Hello! My name is Connor Graver and I am a 22 year old finishing my Bachelor’s degree in Political Science in the Chicagoland area. The consequential event that put me on a collision course with CPN was the diagnosis and eventual passing of my younger sister Lauren to pediatric cancer in 2017.
If you’re a regular CPN reader, my last name might look familiar as I am the son of fellow CPN blogger, Amy Graver. I have a niche goal and area of expertise that I am excited to stoically provide to CPN: it’s the sibling experience of a life threatening pediatric disease. Siblings can come in countless combinations which entail different social dynamics and norms.
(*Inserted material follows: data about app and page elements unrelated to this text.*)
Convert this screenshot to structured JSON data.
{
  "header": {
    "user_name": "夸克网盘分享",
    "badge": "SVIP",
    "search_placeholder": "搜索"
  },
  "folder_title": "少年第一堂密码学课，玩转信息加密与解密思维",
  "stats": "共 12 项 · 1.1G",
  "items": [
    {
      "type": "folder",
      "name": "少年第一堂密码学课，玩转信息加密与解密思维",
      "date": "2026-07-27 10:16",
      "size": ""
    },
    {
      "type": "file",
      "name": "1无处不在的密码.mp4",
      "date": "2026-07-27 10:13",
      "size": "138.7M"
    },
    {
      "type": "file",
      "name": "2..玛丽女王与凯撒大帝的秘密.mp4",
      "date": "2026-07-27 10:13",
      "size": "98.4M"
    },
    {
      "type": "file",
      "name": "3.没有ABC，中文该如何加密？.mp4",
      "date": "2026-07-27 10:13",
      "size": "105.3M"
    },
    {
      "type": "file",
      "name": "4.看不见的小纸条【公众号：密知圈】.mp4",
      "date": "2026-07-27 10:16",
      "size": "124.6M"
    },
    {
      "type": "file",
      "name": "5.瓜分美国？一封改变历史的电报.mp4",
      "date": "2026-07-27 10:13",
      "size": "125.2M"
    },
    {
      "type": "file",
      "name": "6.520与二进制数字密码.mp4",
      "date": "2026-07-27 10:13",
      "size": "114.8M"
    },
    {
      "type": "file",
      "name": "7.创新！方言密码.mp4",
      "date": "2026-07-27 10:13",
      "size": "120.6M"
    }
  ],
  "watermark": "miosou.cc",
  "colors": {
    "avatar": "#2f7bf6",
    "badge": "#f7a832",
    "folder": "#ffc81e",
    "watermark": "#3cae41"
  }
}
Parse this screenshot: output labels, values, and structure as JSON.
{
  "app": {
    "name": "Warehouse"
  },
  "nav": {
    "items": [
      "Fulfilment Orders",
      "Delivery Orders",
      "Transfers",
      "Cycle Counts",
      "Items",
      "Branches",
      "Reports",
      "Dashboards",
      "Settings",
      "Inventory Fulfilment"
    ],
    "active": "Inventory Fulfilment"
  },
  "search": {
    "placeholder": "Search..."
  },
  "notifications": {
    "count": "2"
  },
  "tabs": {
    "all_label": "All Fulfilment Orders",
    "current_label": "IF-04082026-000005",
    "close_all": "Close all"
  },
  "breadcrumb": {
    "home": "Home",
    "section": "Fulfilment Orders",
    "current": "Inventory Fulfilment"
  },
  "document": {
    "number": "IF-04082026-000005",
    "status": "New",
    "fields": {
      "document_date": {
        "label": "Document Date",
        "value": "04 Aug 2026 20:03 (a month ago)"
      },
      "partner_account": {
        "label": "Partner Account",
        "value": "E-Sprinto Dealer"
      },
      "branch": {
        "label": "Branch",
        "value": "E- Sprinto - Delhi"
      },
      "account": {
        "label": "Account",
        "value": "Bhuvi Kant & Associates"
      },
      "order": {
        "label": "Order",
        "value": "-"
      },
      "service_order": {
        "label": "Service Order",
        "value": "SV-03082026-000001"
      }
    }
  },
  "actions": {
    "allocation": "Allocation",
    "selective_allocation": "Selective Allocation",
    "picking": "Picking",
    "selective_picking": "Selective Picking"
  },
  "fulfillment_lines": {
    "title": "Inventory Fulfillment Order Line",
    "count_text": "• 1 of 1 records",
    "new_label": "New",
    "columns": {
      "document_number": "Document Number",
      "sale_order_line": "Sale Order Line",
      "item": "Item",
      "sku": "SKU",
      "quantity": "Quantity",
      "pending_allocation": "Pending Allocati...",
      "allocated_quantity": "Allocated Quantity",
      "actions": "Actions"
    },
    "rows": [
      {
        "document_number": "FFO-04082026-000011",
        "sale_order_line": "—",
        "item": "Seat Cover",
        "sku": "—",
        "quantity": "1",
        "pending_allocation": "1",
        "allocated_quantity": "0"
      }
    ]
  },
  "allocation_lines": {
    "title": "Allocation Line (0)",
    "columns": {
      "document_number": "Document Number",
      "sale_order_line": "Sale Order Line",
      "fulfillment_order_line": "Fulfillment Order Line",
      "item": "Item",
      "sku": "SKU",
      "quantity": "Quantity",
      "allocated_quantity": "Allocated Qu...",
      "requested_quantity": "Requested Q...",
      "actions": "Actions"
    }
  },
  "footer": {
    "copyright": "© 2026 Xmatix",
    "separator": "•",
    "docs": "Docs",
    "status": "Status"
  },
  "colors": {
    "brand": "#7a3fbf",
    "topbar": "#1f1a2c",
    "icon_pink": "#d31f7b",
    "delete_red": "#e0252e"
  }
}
For the Gravers, I am the oldest along with my younger sisters Claire and twin sisters Lauren and Emma.
For my first post, I want to elaborate on a seemingly insignificant and arbitrary moment – a moment that has since come to represent the chasm of before and after in my life.
It’s myself, the summer before I entered high school, sprawled across our family room couch playing Madden 15 on my Xbox 360 -not a care in the world.
Within minutes, I’ll receive a call from my Dad frantically explaining that Lauren’s checkup went awry and he’s coming home to pack a bag for the hospital. We hang up and I divert my attention from the game in front of me. This phone call and moment will be the snowball that triggers the avalanche of diagnosis, treatment, recovery, pain, triumph and heartbreak that defined Lauren’s courageous two year battle.
I grip this moment so tightly because I would come to realize it was the immediate and sudden transition from childhood to adulthood, although that wouldn’t be clear until the dust had settled. My perspective and world would never look the same again as I was forced into roles and responsibilities I didn’t want but had to do for my family.
I was forced into the role of make-shift parent since one would have to be with Lauren at the hospital during extended stays for treatment. Unlike my sisters, I wanted and needed to know every detail of Lauren’s treatment as a way to cope and handle what was in front of me.
As a result, I struggled socially — feeling years ahead of my classmates’ emotional maturity. I began battles with depression and anxiety that last to this day. All of these consequences stemmed from Lauren’s diagnosis, and I still feel sheepish saying I struggled because I wasn’t the one fighting the disease.
From the start of this ordeal, it’s as if a wave machine was turned on without ever planning to turn off. Each day, hour and emotion that arise is unique and different but flows like the rest. In years past, the water was considerably more choppy with waves like “Will Lauren survive?” and the subconscious rip current of the start of my depression.
Later on there would be the crashing and high tide of her passing and the aftermath of that.
So as I sit here, now as a regular at the Emotion Beach (to take this analogy to the next level), I’ve learned not to fear the waves or even fight the waves but to sit back, observe and enjoy. Silver linings I never would’ve expected will start to show, just like this opportunity to write to you.
We’ll talk again in December.